Arab News reports on the story making its way through Saudi-bashing forums about how Saudia — the national airline of Saudi Arabia — allegedly discriminates against Jews by not allowing them to transit the country on route to further destinations. As the Saudi Arabian Airlines spokesman reports, this is not a matter of religious discrimination. Jews can indeed transit the country, or enter it for that matter. Israelis however, no matter their religion, can not. This is because Saudi Arabia and Israel do not have diplomatic relations. Airlines do not carry passengers to a destination in which they cannot receive permission to enter, plain and simple.
The attempted ‘gotcha’ on the part of a New York politician fails because he neglected basic international law. Or, perhaps it succeeded in the eyes of those he’s trying to court through ignorance.

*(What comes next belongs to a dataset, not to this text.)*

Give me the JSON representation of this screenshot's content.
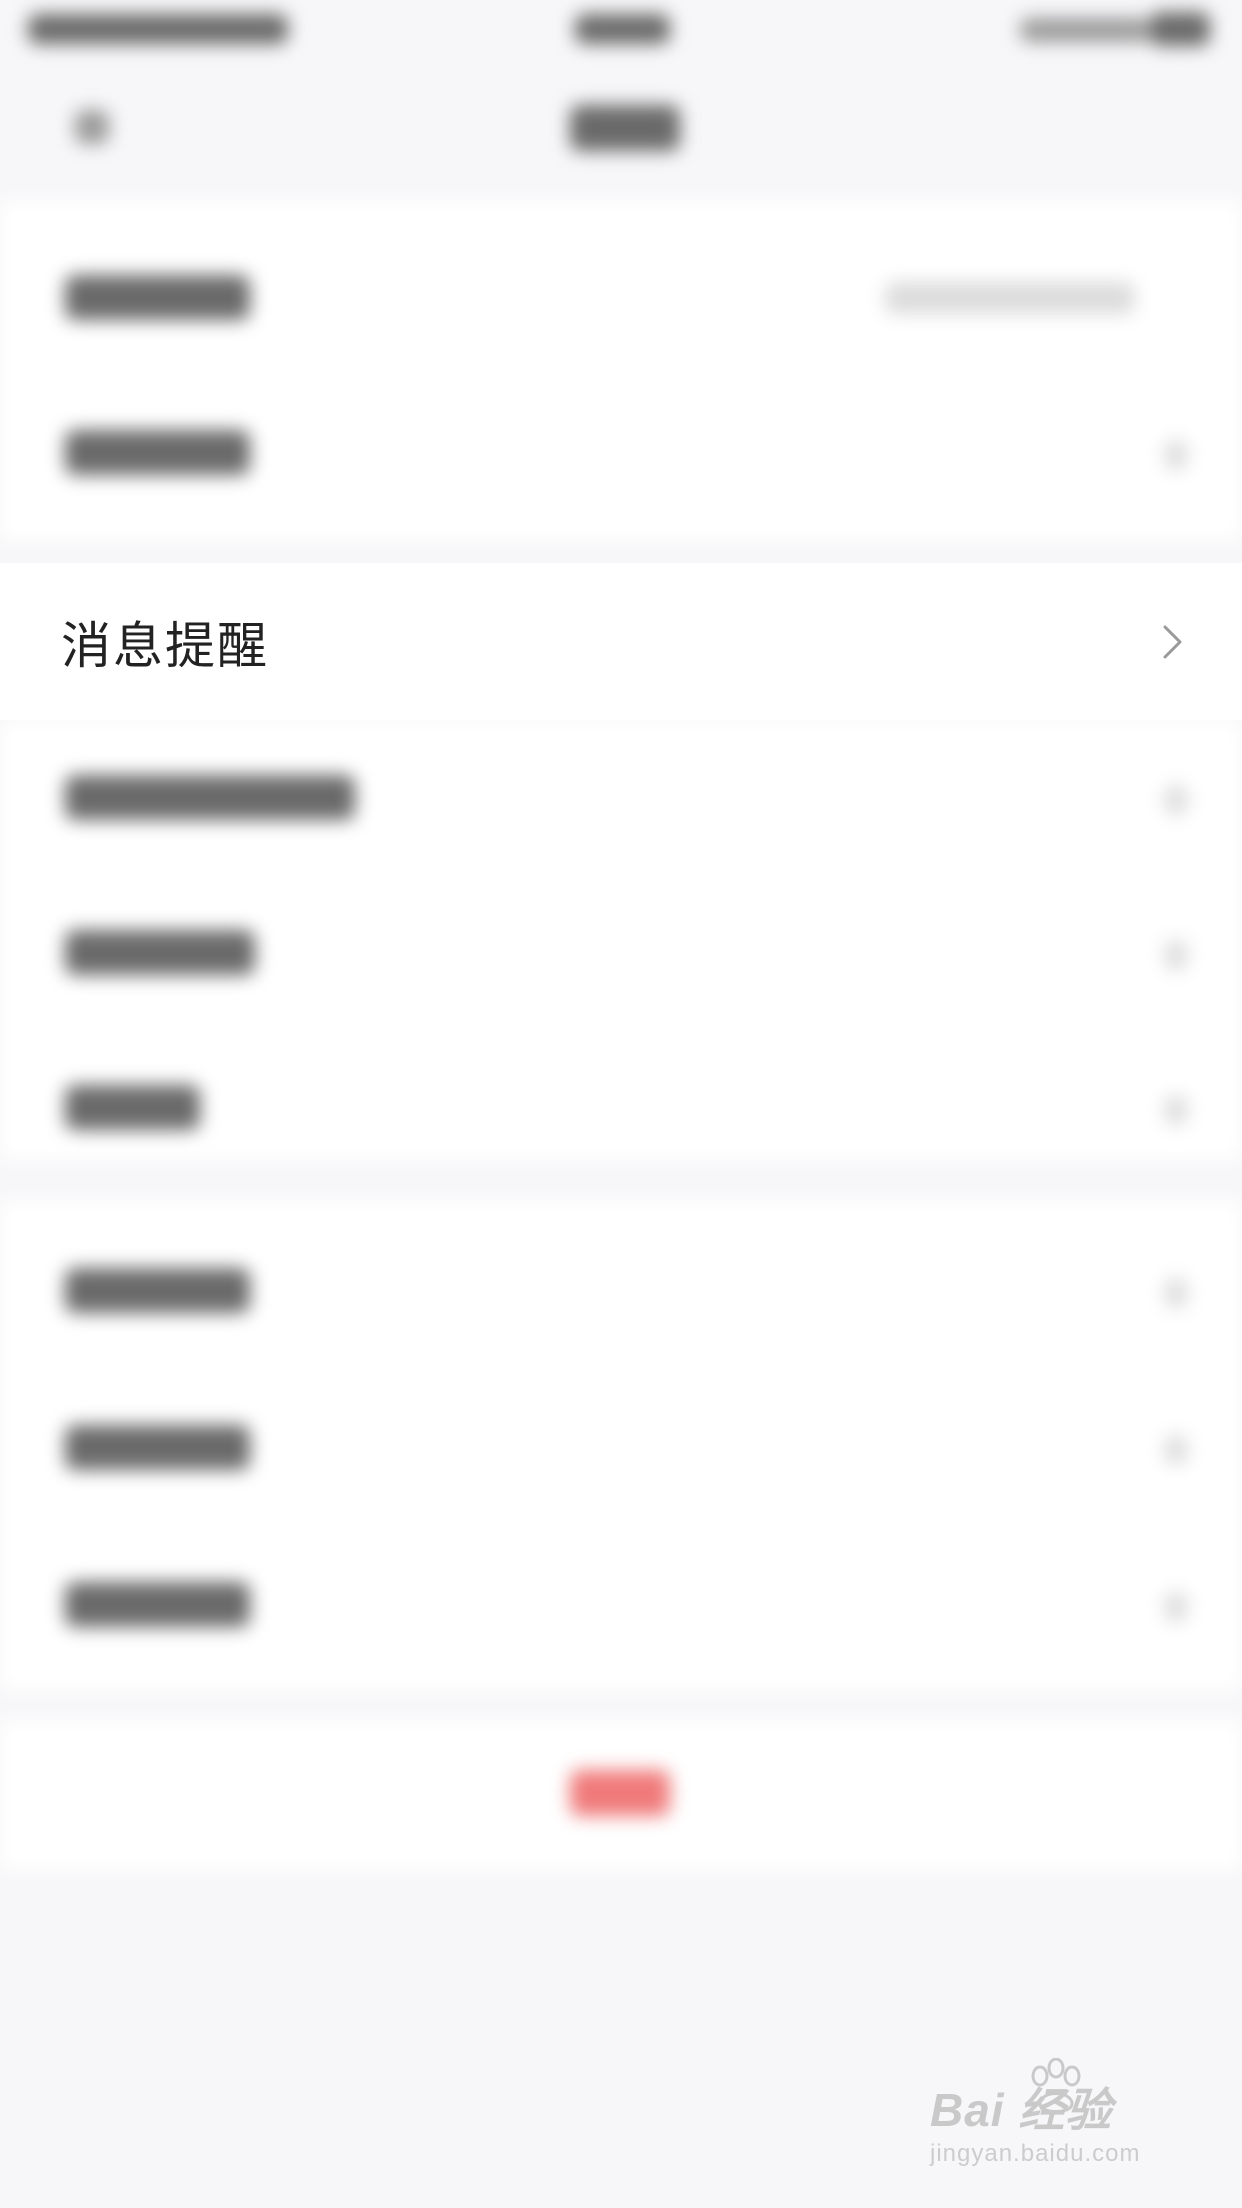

Saudia rejects ‘discrimination’ allegation
JEDDAH: JASSIM ABUZAID
Khaled Al-Molhem, director general of Saudi Arabian Airlines, has rejected allegations that his airline discriminated against nationalities but emphasized that it would uphold the sovereign rights of countries.
“We don’t discriminate against passengers on the basis of nationality and religion,” Al-Watan Arabic daily quoted Al-Molhem as saying while commenting on US media reports that Saudia did not allow an Israeli to board its flight.
“Diplomatic relations and political exchange are basic requirements for a person to enter a country,” the Saudia chief said indicating that Saudi Arabia does not have diplomatic relations with Israel.
Al-Molhem made it clear: “We cannot accept a passenger if his country does not have political relations with Saudi Arabia because it would be impossible for him to enter the country.”